Where It All Began 'Pour Moi'

No, this isn't where the seed of my cinephilia first found purchase, it was merely the first movie I'd ever seen; Mel Stuart's "Willy Wonka and the Chocolate Factory".

I was a mere lad of six when I was taken to see this by my parents, so I knew nothing of performances and cinematography, none of that. The only thing I remember about my reaction when I first saw it was that I liked it, but it was a little bit scary; those still creepy (and annoying) Oompa-Loompas, the weird looking Wonka Factory, plus (though I could hardly have given it words) the overall atmosphere of . . . moral squalor that pervades a lot of the film. Still, I liked it (now I think it's damn near a masterpiece, though a considerably flawed one). I probably saw a lot of other movies as a tyke, but this is the only one that stayed with me, mostly because it was so friggin' nasty in places; like some echoes of the less savory parts of the adult world that nobody asked for creeping into a Children's entertainment.

I have no doubt I wondered if all movies were gonna be like this. If i'd resolved then to stop seeing them . . . ah, how so much would have been different.


swac said...

I saw Wonka early on as well, and I recall liking it, but also being creeped out by it. Come to think of it, most of my entertainment at the time was either unnerving or disturbing. Grimm's Fairy Tales, H.R. Pufnstuf, Lidsville, Chitty Chitty Bang Bang, that f@#$ed-up Mexican Santa Claus movie, Pinocchio, those badly dubbed Euro-kids films hosted by Kukla, Fran and Olly. I think I got much better preparation for life from those than today's kids get from cartoons that teach about the importance of sharing. You think Bill Gates got where he is by sharing?

Rob said...

Hmm. You young-uns may have been the last generation whose children's movies were like mine - a little quirky, and very individualistic. Hated Wonka, tho, sorry - it was to manipulated fer me. They would ban most of this stuff nowadays, and send us to a shrink to get the stuff outta our heads. My brothers and I went out of our way to watch weird kid stuff, and it wasn't hard to find back then. Ah, the bad old good old days.


swac said...

You couldn't even get a piece of crap like Hong Kong Phooey on the air these days...too violent.

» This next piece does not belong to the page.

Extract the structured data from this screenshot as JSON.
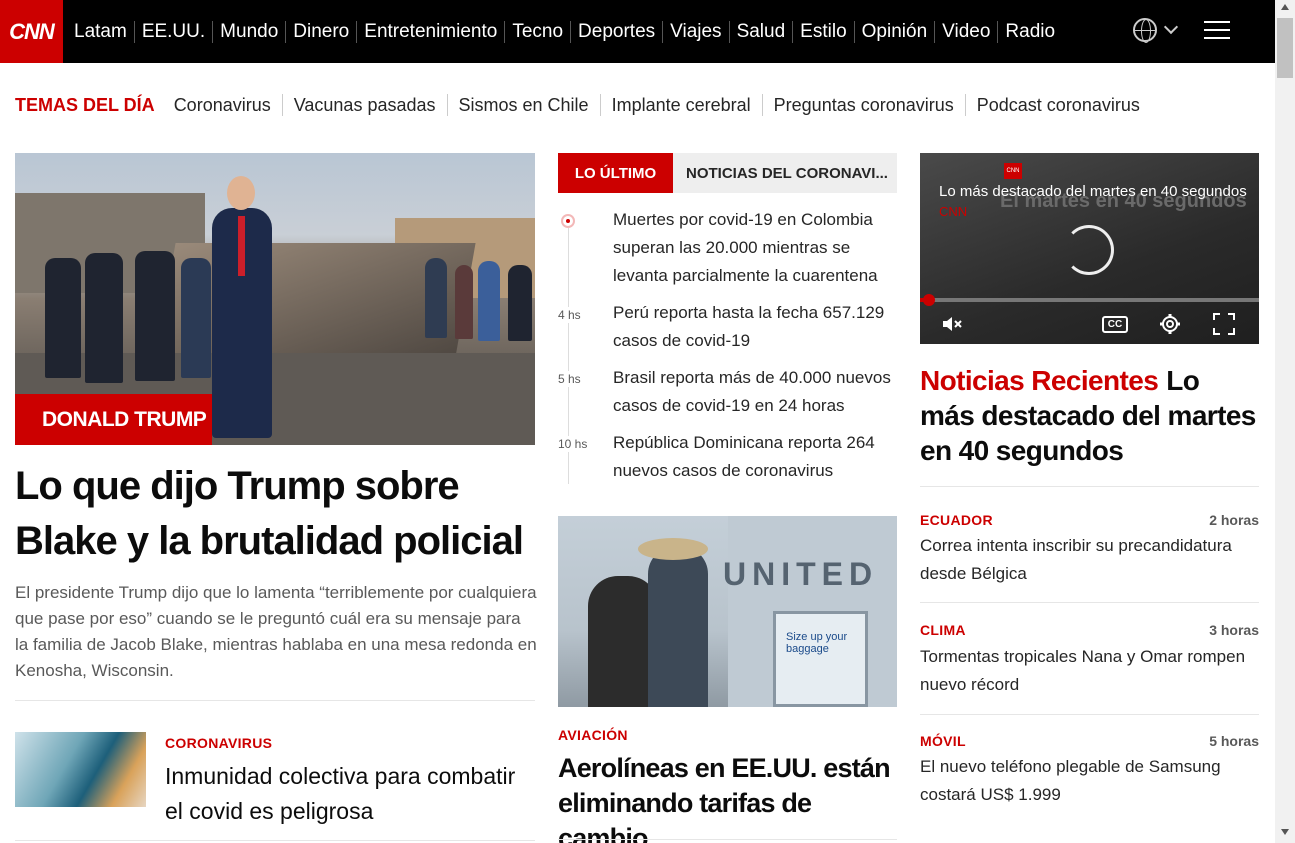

Another thing I forgot to mention is the British stop-motion show The Magic Roundabout. I don't know if this ever showed up on U.S. TV (do a Google search to see what I mean) but this show was a freakin' head trip. I have a fabric wall hanging with the characters on my office door at home (memorabilia is hard to come by on these shores), and it probably explains why I never did acid. I'd already seen strange enough things for one lifetime on kids' TV.

Tom Sutpen said...

Rob wrote:

Hmm. You young-uns may have been the last generation whose children's movies were like mine - a little quirky, and very individualistic. Hated Wonka, tho, sorry - it was to manipulated fer me.

Well, I think Stephen will agree with me that Children's entertainment went into the toilet sometime in the 1970s and never reemerged (just follow the KiddieRecods link on the sidebar for a measure of just how far that entertainment has fallen).

I'd like to think a lot of the people putting out stuff for the chilluns when I was a tyke were under the influence of controlled substances (I mean, the Sid & Marty Krofft aggregate practically screamed "bad acid") that kept their minds off of what we now call Political Correctness.

As for "Wonka" being 'manipulated'. Perhaps. But i think it has so many anomalous elements to it (Gene Wilder's ferocious performance . . . his best . . . the overall atmosphere of ethical twilight, etc) that sets it apart from even the more superior kid stuff of those days, that it's a genuinely memorable piece of work. I look at it observing the outward forms of Children's entertainment as a necessary evil; like the melodramatic elements in a film like Wellman's "Other Men's Women". It was something the creators had to pay heed to.